Against the troubling backdrop of american slavery, Strange New Land surveys black social and cultural life, superbly illustrating how such a diverse group of people from the shores of West and Central Africa became a community in North America. Engaging and accessibly written, Strange New Land explores the history of slavery and the struggle for freedom before the United States became a nation.
Harvard University Press. Beginning with the colonization of North America, Peter Wood documents the transformation of slavery from a brutal form of indentured servitude to a full-blown system of racial domination.
Black Americans in the Revolutionary Era: A Brief History with Documents Bedford Series in History and Culture
Oxford university Press, USA. Harvard University Press. The introduction outlines ways African Americans influenced the course of the Revolution and continued to be affected by its aftermath. Document headnotes and annotations, a chronology, a selected bibliography, questions for consideration, and index offer additional pedagogical support.
Amplifying these themes are nearly forty documents — including personal narratives, pension applications, advertisements, petitions, letters, poems, and images — that testify to the diverse goals and actions of African Americans during the Revolutionary era. Holton’s introduction examines the conditions of black American life on the eve of colonial independence and the ways in which Revolutionary rhetoric about liberty provided African Americans with the language and inspiration for advancing their cause.

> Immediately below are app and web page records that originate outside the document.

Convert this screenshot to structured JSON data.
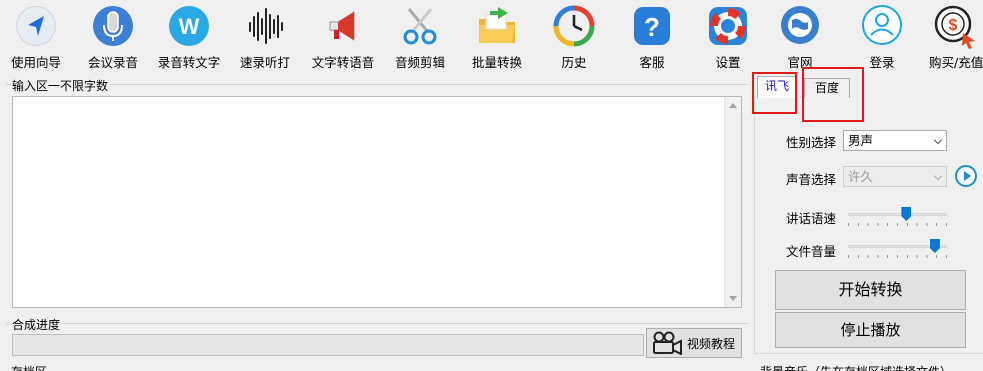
{
  "toolbar": {
    "items": [
      {
        "label": "使用向导",
        "icon": "navigation-arrow-icon"
      },
      {
        "label": "会议录音",
        "icon": "microphone-icon"
      },
      {
        "label": "录音转文字",
        "icon": "w-letter-icon"
      },
      {
        "label": "速录听打",
        "icon": "soundwave-icon"
      },
      {
        "label": "文字转语音",
        "icon": "megaphone-icon"
      },
      {
        "label": "音频剪辑",
        "icon": "scissors-icon"
      },
      {
        "label": "批量转换",
        "icon": "folder-arrow-icon"
      },
      {
        "label": "历史",
        "icon": "history-clock-icon"
      },
      {
        "label": "客服",
        "icon": "question-icon"
      },
      {
        "label": "设置",
        "icon": "lifebuoy-icon"
      },
      {
        "label": "官网",
        "icon": "globe-icon"
      },
      {
        "label": "登录",
        "icon": "user-icon"
      },
      {
        "label": "购买/充值",
        "icon": "dollar-cursor-icon"
      }
    ]
  },
  "input_area": {
    "group_label": "输入区一不限字数",
    "text": ""
  },
  "synthesis": {
    "group_label": "合成进度",
    "progress_percent": 0,
    "video_button": "视频教程"
  },
  "tabs": {
    "items": [
      {
        "label": "讯飞",
        "active": true
      },
      {
        "label": "百度",
        "active": false
      }
    ]
  },
  "voice_settings": {
    "gender_label": "性别选择",
    "gender_value": "男声",
    "voice_label": "声音选择",
    "voice_value": "许久",
    "speed_label": "讲话语速",
    "speed_percent": 60,
    "volume_label": "文件音量",
    "volume_percent": 92,
    "start_button": "开始转换",
    "stop_button": "停止播放"
  },
  "bottom": {
    "left_label": "存档区",
    "right_label": "背景音乐（先在存档区域选择文件）"
  },
  "colors": {
    "accent_blue": "#0078d7",
    "highlight_red": "#e0191d"
  }
}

In this fresh look at liberty and freedom in the revolutionary era from the perspective of black Americans, Woody Holton recounts the experiences of slaves who seized freedom by joining the British as well as those — slave and free — who served in Patriot military forces. Despite the rhetoric, however, most black Americans remained enslaved after the Revolution.